so you mean to tell me that they’re forcing you to deliver a solution that is way too complicated and does a half-assed job of implementing their business requirements because they’re afraid to invest in a little bit of code that would get them a system that does exactly what they want?!?.
For some reason, Mott was offended by my description of his project.
ITK means Elegance and Correctness
I understand where the project managers were coming from. Programming can cost more up front. But I think that taking a hardline position forbidding any customizations is shortsighted. I do think that whenever possible we should avoid writing new code to configure the system. But well done custom code can mean the difference between an elegant system that does exactly what is required versus one that is complicated and doesn’t do what is required. The money saved up front is lost later by having a more inefficient and complicated system.
ITK Is Usually not Very Complicated Code
In my experience most ITK customizations are actually very simple pieces of code — a pre-condition that does a quick validation before allowing the user to proceed, a post-action that does a small bit of cleanup here or there, or a runtime property that displays useful information to the user in an easy to understand format. The main exception I’ve seen where ITK coding can be complicated is when trying to interface with external systems, and that has more to do with the requirements of the external system than with Teamcenter.
Of Course, You Need To Know What You’re Doing
A valid reason to avoid using custom code is not having anyone available who really understands how to efficiently customize Teamcenter with ITK. It’s not something you pick up in a five day training class.
Yes, I am Biased
I am a programmer myself. I have a financial incentive to ensure that my customers will allow ITK customizations. But that doesn’t mean I’m wrong either.
It seems that everyone wants to redesign the interface. I will go to great lengths to talk people out of customizing the rich client interface with Java code. That kind of customization is much more difficult to do successfully, harder to maintain, and of a much lower value to the customer — in my opinion. But I am also much more comfortable writing ITK code that eclipse framework code. So, yes, I am biased. But I still think I’m right.

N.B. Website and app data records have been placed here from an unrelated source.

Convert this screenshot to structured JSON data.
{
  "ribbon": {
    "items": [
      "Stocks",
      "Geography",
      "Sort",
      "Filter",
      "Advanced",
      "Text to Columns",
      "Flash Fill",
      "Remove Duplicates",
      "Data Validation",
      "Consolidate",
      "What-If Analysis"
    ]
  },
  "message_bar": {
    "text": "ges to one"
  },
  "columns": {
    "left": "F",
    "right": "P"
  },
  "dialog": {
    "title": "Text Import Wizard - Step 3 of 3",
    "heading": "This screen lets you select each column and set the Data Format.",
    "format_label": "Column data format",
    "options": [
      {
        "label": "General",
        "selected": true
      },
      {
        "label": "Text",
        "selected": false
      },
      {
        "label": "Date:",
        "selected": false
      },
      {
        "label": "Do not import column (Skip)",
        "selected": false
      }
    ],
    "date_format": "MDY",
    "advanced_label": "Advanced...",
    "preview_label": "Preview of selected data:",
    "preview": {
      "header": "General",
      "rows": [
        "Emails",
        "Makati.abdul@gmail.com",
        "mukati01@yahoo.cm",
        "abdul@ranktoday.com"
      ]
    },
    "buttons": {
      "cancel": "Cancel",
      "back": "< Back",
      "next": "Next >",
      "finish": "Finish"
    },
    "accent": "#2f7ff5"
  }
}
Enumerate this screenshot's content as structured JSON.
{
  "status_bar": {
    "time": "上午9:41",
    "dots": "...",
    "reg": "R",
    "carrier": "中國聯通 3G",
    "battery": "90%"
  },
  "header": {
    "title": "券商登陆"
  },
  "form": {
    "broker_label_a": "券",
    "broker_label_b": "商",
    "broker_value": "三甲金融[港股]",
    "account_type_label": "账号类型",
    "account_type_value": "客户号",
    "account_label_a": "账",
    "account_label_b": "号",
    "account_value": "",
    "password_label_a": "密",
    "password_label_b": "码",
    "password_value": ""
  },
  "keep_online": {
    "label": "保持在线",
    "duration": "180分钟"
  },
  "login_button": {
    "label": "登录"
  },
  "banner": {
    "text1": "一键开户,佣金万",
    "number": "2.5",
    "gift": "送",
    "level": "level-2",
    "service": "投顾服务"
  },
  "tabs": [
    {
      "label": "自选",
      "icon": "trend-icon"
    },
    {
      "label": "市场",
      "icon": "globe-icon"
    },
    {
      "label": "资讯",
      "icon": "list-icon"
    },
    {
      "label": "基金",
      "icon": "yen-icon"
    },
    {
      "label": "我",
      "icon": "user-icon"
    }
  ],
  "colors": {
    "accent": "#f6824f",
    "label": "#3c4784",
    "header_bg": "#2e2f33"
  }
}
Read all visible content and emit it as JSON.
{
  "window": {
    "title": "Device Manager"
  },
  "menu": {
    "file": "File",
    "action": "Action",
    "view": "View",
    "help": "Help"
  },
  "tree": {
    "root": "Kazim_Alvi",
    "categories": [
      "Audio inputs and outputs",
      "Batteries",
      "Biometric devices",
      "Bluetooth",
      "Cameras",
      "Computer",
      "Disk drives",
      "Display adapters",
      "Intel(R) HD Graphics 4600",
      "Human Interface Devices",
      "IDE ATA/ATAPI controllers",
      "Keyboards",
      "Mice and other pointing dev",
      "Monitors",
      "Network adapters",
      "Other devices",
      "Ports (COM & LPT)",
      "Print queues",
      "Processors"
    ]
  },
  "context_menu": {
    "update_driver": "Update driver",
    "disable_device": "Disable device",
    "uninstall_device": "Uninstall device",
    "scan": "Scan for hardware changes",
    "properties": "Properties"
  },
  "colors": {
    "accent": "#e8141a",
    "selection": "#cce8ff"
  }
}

Tell Me How and Why I’m Wrong
What do you all think?
Do you work with Teamcenter instances that do not use any customizations at all? How well do they work for you?
Do you forbid your team Using ITK?